### Input for this task:
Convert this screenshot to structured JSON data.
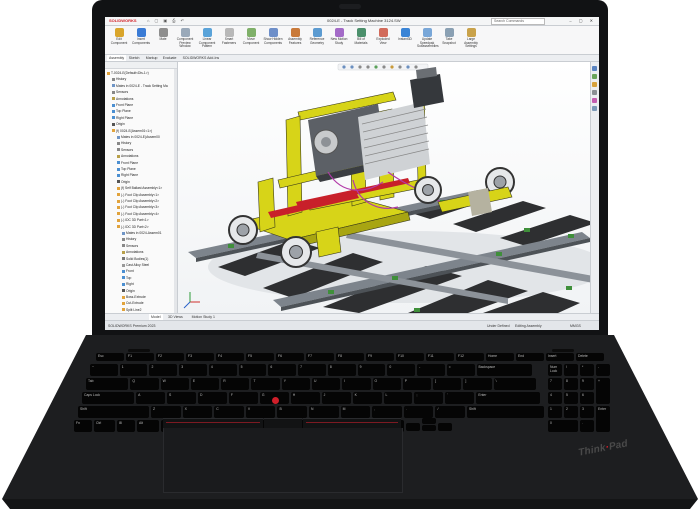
{
  "window": {
    "app_logo": "SOLIDWORKS",
    "quick_access": "⌂ ▢ ▣ ⎙ ↶",
    "document_title": "0024-E - Track Setting Machine 3124.SW",
    "search_placeholder": "Search Commands",
    "window_controls": "– ▢ ✕"
  },
  "ribbon": {
    "buttons": [
      {
        "label": "Edit Component",
        "color": "#d9a52b"
      },
      {
        "label": "Insert Components",
        "color": "#3a7bd5"
      },
      {
        "label": "Mate",
        "color": "#8e8e8e"
      },
      {
        "label": "Component Preview Window",
        "color": "#9aa9b9"
      },
      {
        "label": "Linear Component Pattern",
        "color": "#5aa3d9"
      },
      {
        "label": "Smart Fasteners",
        "color": "#b8b8b8"
      },
      {
        "label": "Move Component",
        "color": "#7fb069"
      },
      {
        "label": "Show Hidden Components",
        "color": "#6e8fc9"
      },
      {
        "label": "Assembly Features",
        "color": "#c97a3a"
      },
      {
        "label": "Reference Geometry",
        "color": "#5c9bd1"
      },
      {
        "label": "New Motion Study",
        "color": "#a36ac7"
      },
      {
        "label": "Bill of Materials",
        "color": "#4b8f6b"
      },
      {
        "label": "Exploded View",
        "color": "#d26b5b"
      },
      {
        "label": "Instant3D",
        "color": "#3a84d6"
      },
      {
        "label": "Update Speedpak Subassemblies",
        "color": "#79a7d8"
      },
      {
        "label": "Take Snapshot",
        "color": "#8aa0b3"
      },
      {
        "label": "Large Assembly Settings",
        "color": "#c9a24a"
      }
    ]
  },
  "command_tabs": [
    "Assembly",
    "Sketch",
    "Markup",
    "Evaluate",
    "SOLIDWORKS Add-Ins"
  ],
  "tree": {
    "items": [
      {
        "label": "T-0024-E(Default<Dis-1>)",
        "indent": 0,
        "color": "#e1a33c"
      },
      {
        "label": "History",
        "indent": 1,
        "color": "#888888"
      },
      {
        "label": "Mates in 0024-E - Track Setting Ma",
        "indent": 1,
        "color": "#6f95c6"
      },
      {
        "label": "Sensors",
        "indent": 1,
        "color": "#888888"
      },
      {
        "label": "Annotations",
        "indent": 1,
        "color": "#b8a049"
      },
      {
        "label": "Front Plane",
        "indent": 1,
        "color": "#4b8fd1"
      },
      {
        "label": "Top Plane",
        "indent": 1,
        "color": "#4b8fd1"
      },
      {
        "label": "Right Plane",
        "indent": 1,
        "color": "#4b8fd1"
      },
      {
        "label": "Origin",
        "indent": 1,
        "color": "#555555"
      },
      {
        "label": "(f) 0024-E(Assem01<1>)",
        "indent": 1,
        "color": "#e1a33c"
      },
      {
        "label": "Mates in 0024-E(Assem00",
        "indent": 2,
        "color": "#6f95c6"
      },
      {
        "label": "History",
        "indent": 2,
        "color": "#888888"
      },
      {
        "label": "Sensors",
        "indent": 2,
        "color": "#888888"
      },
      {
        "label": "Annotations",
        "indent": 2,
        "color": "#b8a049"
      },
      {
        "label": "Front Plane",
        "indent": 2,
        "color": "#4b8fd1"
      },
      {
        "label": "Top Plane",
        "indent": 2,
        "color": "#4b8fd1"
      },
      {
        "label": "Right Plane",
        "indent": 2,
        "color": "#4b8fd1"
      },
      {
        "label": "Origin",
        "indent": 2,
        "color": "#555555"
      },
      {
        "label": "(f) Self Ballast Assembly<1>",
        "indent": 2,
        "color": "#e1a33c"
      },
      {
        "label": "(-) Foot Clip Assembly<1>",
        "indent": 2,
        "color": "#e1a33c"
      },
      {
        "label": "(-) Foot Clip Assembly<2>",
        "indent": 2,
        "color": "#e1a33c"
      },
      {
        "label": "(-) Foot Clip Assembly<3>",
        "indent": 2,
        "color": "#e1a33c"
      },
      {
        "label": "(-) Foot Clip Assembly<4>",
        "indent": 2,
        "color": "#e1a33c"
      },
      {
        "label": "(-) IDC 3D Part<1>",
        "indent": 2,
        "color": "#e1a33c"
      },
      {
        "label": "(-) IDC 3D Part<2>",
        "indent": 2,
        "color": "#e1a33c"
      },
      {
        "label": "Mates in 0024-Assem01",
        "indent": 3,
        "color": "#6f95c6"
      },
      {
        "label": "History",
        "indent": 3,
        "color": "#888888"
      },
      {
        "label": "Sensors",
        "indent": 3,
        "color": "#888888"
      },
      {
        "label": "Annotations",
        "indent": 3,
        "color": "#b8a049"
      },
      {
        "label": "Solid Bodies(1)",
        "indent": 3,
        "color": "#777777"
      },
      {
        "label": "Cast Alloy Steel",
        "indent": 3,
        "color": "#999999"
      },
      {
        "label": "Front",
        "indent": 3,
        "color": "#4b8fd1"
      },
      {
        "label": "Top",
        "indent": 3,
        "color": "#4b8fd1"
      },
      {
        "label": "Right",
        "indent": 3,
        "color": "#4b8fd1"
      },
      {
        "label": "Origin",
        "indent": 3,
        "color": "#555555"
      },
      {
        "label": "Boss-Extrude",
        "indent": 3,
        "color": "#e1a33c"
      },
      {
        "label": "Cut-Extrude",
        "indent": 3,
        "color": "#e1a33c"
      },
      {
        "label": "Split Line2",
        "indent": 3,
        "color": "#e1a33c"
      }
    ]
  },
  "view_tabs": [
    "Model",
    "3D Views",
    "Motion Study 1"
  ],
  "status": {
    "left": "SOLIDWORKS Premium 2023",
    "mode": "Under Defined",
    "editing": "Editing Assembly",
    "units": "MMGS"
  },
  "keyboard": {
    "fn_row": [
      "Esc",
      "F1",
      "F2",
      "F3",
      "F4",
      "F5",
      "F6",
      "F7",
      "F8",
      "F9",
      "F10",
      "F11",
      "F12",
      "Home",
      "End",
      "Insert",
      "Delete"
    ],
    "number_row": [
      "~",
      "1",
      "2",
      "3",
      "4",
      "5",
      "6",
      "7",
      "8",
      "9",
      "0",
      "-",
      "=",
      "Backspace"
    ],
    "top_row": [
      "Tab",
      "Q",
      "W",
      "E",
      "R",
      "T",
      "Y",
      "U",
      "I",
      "O",
      "P",
      "[",
      "]",
      "\\"
    ],
    "home_row": [
      "Caps Lock",
      "A",
      "S",
      "D",
      "F",
      "G",
      "H",
      "J",
      "K",
      "L",
      ";",
      "'",
      "Enter"
    ],
    "bottom_row": [
      "Shift",
      "Z",
      "X",
      "C",
      "V",
      "B",
      "N",
      "M",
      ",",
      ".",
      "/",
      "Shift"
    ],
    "space_row": [
      "Fn",
      "Ctrl",
      "⊞",
      "Alt",
      "Alt",
      "PrtSc",
      "Ctrl"
    ],
    "numpad": [
      "Num Lock",
      "/",
      "*",
      "-",
      "7",
      "8",
      "9",
      "+",
      "4",
      "5",
      "6",
      "1",
      "2",
      "3",
      "Enter",
      "0",
      "."
    ]
  },
  "brand": {
    "text_a": "Think",
    "text_b": "Pad"
  },
  "colors": {
    "machine_yellow": "#d7d418",
    "rail_gray": "#7d848c",
    "trackpoint_red": "#d01f2a",
    "clip_green": "#3f8f3a"
  }
}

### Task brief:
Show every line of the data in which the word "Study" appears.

### Solved problem:
        "label": "New Motion Study",
    "Motion Study 1"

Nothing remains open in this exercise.